She sat before the little charcoal brazier and warmed her
transparent, needle-pricked fingers, thinking meanwhile of the
strange events of the day. She had been up town to carry the
great, black bundle of coarse pants and vests to the factory and
to receive her small pittance, and on the way home stopped in at
the Jesuit Church to say her little prayer at the altar of the
calm white Virgin. There had been a wondrous burst of music from
the great organ as she knelt there, an overpowering perfume of
many flowers, the glittering dazzle of many lights, and the
The Goodness of St. Rocque and Other Stories
|The third excerpt represents the element of Water. It speaks of pure spiritual influences and feelings of love, and is drawn from Seraphita by Honore de Balzac:

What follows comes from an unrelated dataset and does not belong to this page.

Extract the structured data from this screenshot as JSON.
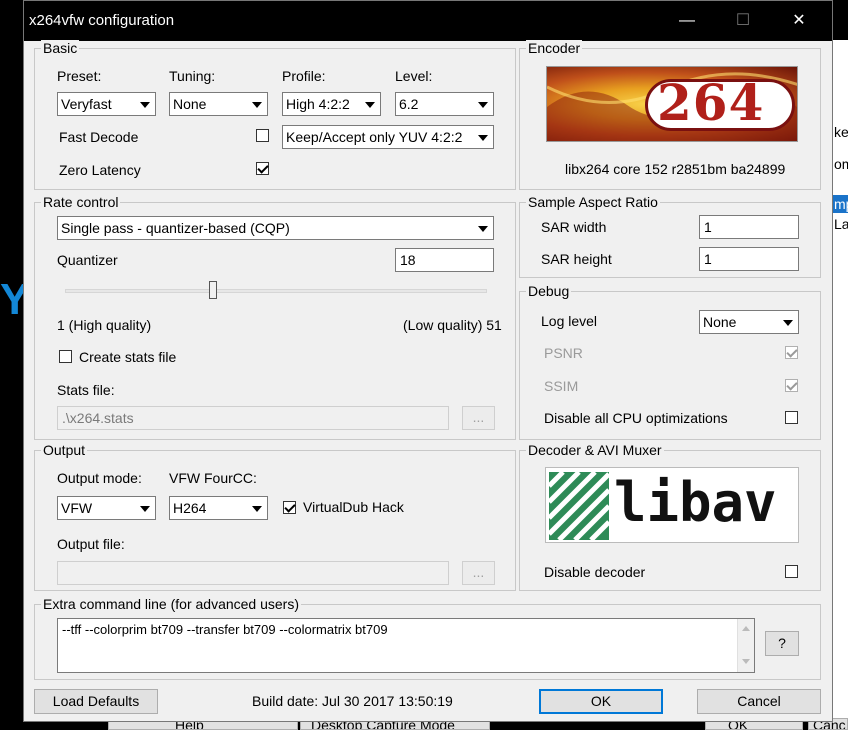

'no, they live in me forever-- That is nothing,' she pointed without
emotion to the bodies they were bearing away. I then saw her for the
third time only since her birth. In church it is difficult to
distinguish her; she stands near a column which, seen from the pulpit,
is in shadow, so that I cannot observe her features.
"Of all the servants of the household there remained after the death
of the master and mistress only old David, who, in spite of his
eighty-two years, suffices to wait on his mistress. Some of our Jarvis
people tell wonderful tales about her. These have a certain weight in
a land so essentially conducive to mystery as ours; and I am now
studying the treatise on Incantations by Jean Wier and other works
|The fourth excerpt represents the element of Earth. It speaks of physical influences and the impact of the unseen on the visible world, and is drawn from Baby Mine by Margaret Mayo:
continued, "I'd have known what to say, but he didn't. Oh no, he
was as sweet as could be all through breakfast and last night
too, and then just as he was leaving this morning, I said
something about luncheon and he said, quite casually, 'Where did
you have luncheon YESTERDAY, my dear?' So I answered quite
carelessly, 'I had none, my love.' Well, I wish you could have
seen him. He called me dreadful things. He says I'm the one
thing he can't endure."
"What's that?" questioned Jimmy, wondering how Alfred could
confine himself to any "ONE thing."
"He says I'm a liar!" shrieked Zoie tearfully.